#### [Exercise directions]
Copy out the entries below in full and exactly.

Component data from apps and pages:

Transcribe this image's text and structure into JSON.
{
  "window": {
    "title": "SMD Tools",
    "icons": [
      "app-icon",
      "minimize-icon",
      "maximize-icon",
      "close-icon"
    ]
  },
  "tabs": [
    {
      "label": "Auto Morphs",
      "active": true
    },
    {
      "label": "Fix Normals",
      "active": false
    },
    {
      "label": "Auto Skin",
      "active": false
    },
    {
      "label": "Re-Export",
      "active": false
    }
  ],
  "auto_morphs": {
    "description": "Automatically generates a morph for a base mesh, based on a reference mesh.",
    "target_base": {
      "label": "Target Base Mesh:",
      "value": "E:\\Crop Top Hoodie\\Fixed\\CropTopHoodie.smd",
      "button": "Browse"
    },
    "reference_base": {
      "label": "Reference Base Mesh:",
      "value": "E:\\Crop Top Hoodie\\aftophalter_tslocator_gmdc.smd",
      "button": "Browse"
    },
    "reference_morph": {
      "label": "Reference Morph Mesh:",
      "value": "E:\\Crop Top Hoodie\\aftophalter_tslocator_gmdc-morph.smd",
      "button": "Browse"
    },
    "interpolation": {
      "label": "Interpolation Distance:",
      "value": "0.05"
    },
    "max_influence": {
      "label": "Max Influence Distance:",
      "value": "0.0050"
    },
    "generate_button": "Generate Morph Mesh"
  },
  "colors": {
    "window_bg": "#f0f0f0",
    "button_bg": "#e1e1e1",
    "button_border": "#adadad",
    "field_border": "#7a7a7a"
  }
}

#### [Task response]
Transcribe this image's text and structure into JSON.
{
  "window": {
    "title": "SMD Tools",
    "icons": [
      "app-icon",
      "minimize-icon",
      "maximize-icon",
      "close-icon"
    ]
  },
  "tabs": [
    {
      "label": "Auto Morphs",
      "active": true
    },
    {
      "label": "Fix Normals",
      "active": false
    },
    {
      "label": "Auto Skin",
      "active": false
    },
    {
      "label": "Re-Export",
      "active": false
    }
  ],
  "auto_morphs": {
    "description": "Automatically generates a morph for a base mesh, based on a reference mesh.",
    "target_base": {
      "label": "Target Base Mesh:",
      "value": "E:\\Crop Top Hoodie\\Fixed\\CropTopHoodie.smd",
      "button": "Browse"
    },
    "reference_base": {
      "label": "Reference Base Mesh:",
      "value": "E:\\Crop Top Hoodie\\aftophalter_tslocator_gmdc.smd",
      "button": "Browse"
    },
    "reference_morph": {
      "label": "Reference Morph Mesh:",
      "value": "E:\\Crop Top Hoodie\\aftophalter_tslocator_gmdc-morph.smd",
      "button": "Browse"
    },
    "interpolation": {
      "label": "Interpolation Distance:",
      "value": "0.05"
    },
    "max_influence": {
      "label": "Max Influence Distance:",
      "value": "0.0050"
    },
    "generate_button": "Generate Morph Mesh"
  },
  "colors": {
    "window_bg": "#f0f0f0",
    "button_bg": "#e1e1e1",
    "button_border": "#adadad",
    "field_border": "#7a7a7a"
  }
}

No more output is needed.